Oh, and did I mention the Darling boys (including Billy) rode with Quantrill and Bloody Bill Anderson? Look, I get it. History is written by the victors and just as many people believe Quantrill and Anderson were folk heroes as those who believe they were psychopaths. Here they are merely name-dropped. They are neither addressed as villains or heroes - but they are addressed in relation to the hero of a romance novel. Did I mention I was born and raised north of the Mason-Dixon? Yeah, issues. I haz them.
If you can get past the secondary characters who put the "problem" in "problematic elements" - the main romance itself is fairly light and charming. Esme and Billy have a nice banter and I'm a sucker for a road romance. There are moments in the story where both characters have to reconcile with their pasts and also address the fact that a Duke's daughter is just a wee smidge out of the league of a bounty hunter who wants to be a lawman.
I did feel at times the pacing suffered a bit (Part III of the book dragged on too long for me) and the villain is pretty thinly drawn, mostly serving as a device to move our couple through the plot and towards the happy ending. All of this sounds like I disliked the book, which I didn't. What ended up elevating it for me? The actual text. The actual book. We live in a world where yes, self-publishing is wonderful and traditional publishers are asking authors to keep up frenetic writing paces. As the reader? I don't always get a quality product. I'm sorry authors - but y'all know I'm speaking some truth right now. Nobody's Darling reads like a book that everybody took their time on. The author took time and care writing it. Her editor took time and care EDITING it. It's not even the best book I've ever read, but it reads like a frackin' masterpiece now - 17 years after it's publication date. It is, creatively speaking, a well-put-together story. Start to finish. I had real, obvious, issues with the book - truly I did - but not once did I contemplate DNF'ing this. I kept reading it because Medeiros MADE ME want to keep reading it.

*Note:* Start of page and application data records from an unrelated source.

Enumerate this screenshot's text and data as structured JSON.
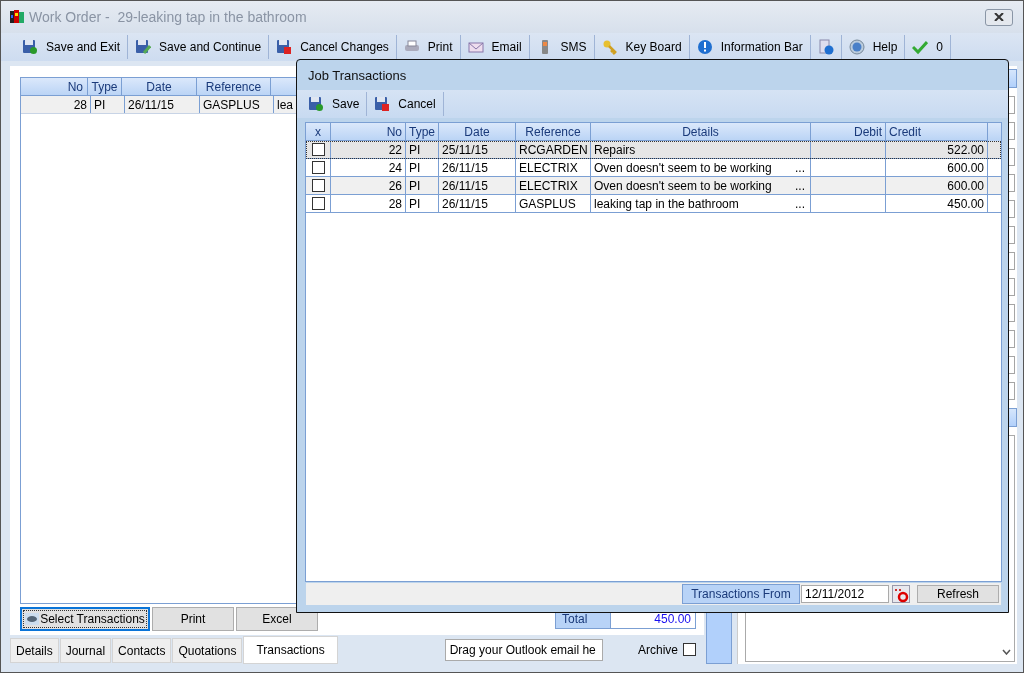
{
  "window": {
    "title": "Work Order -  29-leaking tap in the bathroom"
  },
  "toolbar": [
    {
      "kind": "savecheck",
      "label": "Save and Exit"
    },
    {
      "kind": "savepencil",
      "label": "Save and Continue"
    },
    {
      "kind": "savecross",
      "label": "Cancel Changes"
    },
    {
      "kind": "printer",
      "label": "Print"
    },
    {
      "kind": "envelope",
      "label": "Email"
    },
    {
      "kind": "phone",
      "label": "SMS"
    },
    {
      "kind": "key",
      "label": "Key Board"
    },
    {
      "kind": "info",
      "label": "Information Bar"
    },
    {
      "kind": "docinfo"
    },
    {
      "kind": "help",
      "label": "Help"
    },
    {
      "kind": "check",
      "label": "0"
    }
  ],
  "transactions_table": {
    "columns": [
      "No",
      "Type",
      "Date",
      "Reference"
    ],
    "rows": [
      {
        "cells": [
          "28",
          "PI",
          "26/11/15",
          "GASPLUS",
          "lea"
        ]
      }
    ]
  },
  "buttons": [
    {
      "label": "Select Transactions",
      "focused": true
    },
    {
      "label": "Print",
      "focused": false
    },
    {
      "label": "Excel",
      "focused": false
    }
  ],
  "total": {
    "label": "Total",
    "value": "450.00"
  },
  "tabs": [
    {
      "label": "Details",
      "selected": false
    },
    {
      "label": "Journal",
      "selected": false
    },
    {
      "label": "Contacts",
      "selected": false
    },
    {
      "label": "Quotations",
      "selected": false
    },
    {
      "label": "Transactions",
      "selected": true
    }
  ],
  "outlook_field": {
    "value": "Drag your Outlook email he"
  },
  "archive": {
    "label": "Archive",
    "checked": false
  },
  "dialog": {
    "title": "Job Transactions",
    "toolbar": [
      {
        "kind": "savecheck",
        "label": "Save"
      },
      {
        "kind": "savecross",
        "label": "Cancel"
      }
    ],
    "columns": [
      "x",
      "No",
      "Type",
      "Date",
      "Reference",
      "Details",
      "Debit",
      "Credit"
    ],
    "rows": [
      {
        "checked": false,
        "selected": true,
        "no": "22",
        "type": "PI",
        "date": "25/11/15",
        "reference": "RCGARDEN",
        "details": "Repairs",
        "credit": "522.00"
      },
      {
        "checked": false,
        "selected": false,
        "no": "24",
        "type": "PI",
        "date": "26/11/15",
        "reference": "ELECTRIX",
        "details": "Oven doesn't seem to be working",
        "more": "...",
        "credit": "600.00"
      },
      {
        "checked": false,
        "selected": false,
        "no": "26",
        "type": "PI",
        "date": "26/11/15",
        "reference": "ELECTRIX",
        "details": "Oven doesn't seem to be working",
        "more": "...",
        "credit": "600.00"
      },
      {
        "checked": false,
        "selected": false,
        "no": "28",
        "type": "PI",
        "date": "26/11/15",
        "reference": "GASPLUS",
        "details": "leaking tap in the bathroom",
        "more": "...",
        "credit": "450.00"
      }
    ],
    "from_label": "Transactions From",
    "from_date": "12/11/2012",
    "refresh": "Refresh"
  }
}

So for that reason alone? I'm probably going to slap this with a higher grade than I suspect most of you think I should. The issues that bothered me (ugh, the Darling Gang!) are things that probably won't bother other readers and admittedly probably wouldn't have bothered me 16 years ago. But I'm older and crankier now - and bother me they did. Still, I think this is one worth reading and could totally see it as a "gateway western" for romance readers who don't normally go for the setting.
Final Grade = B-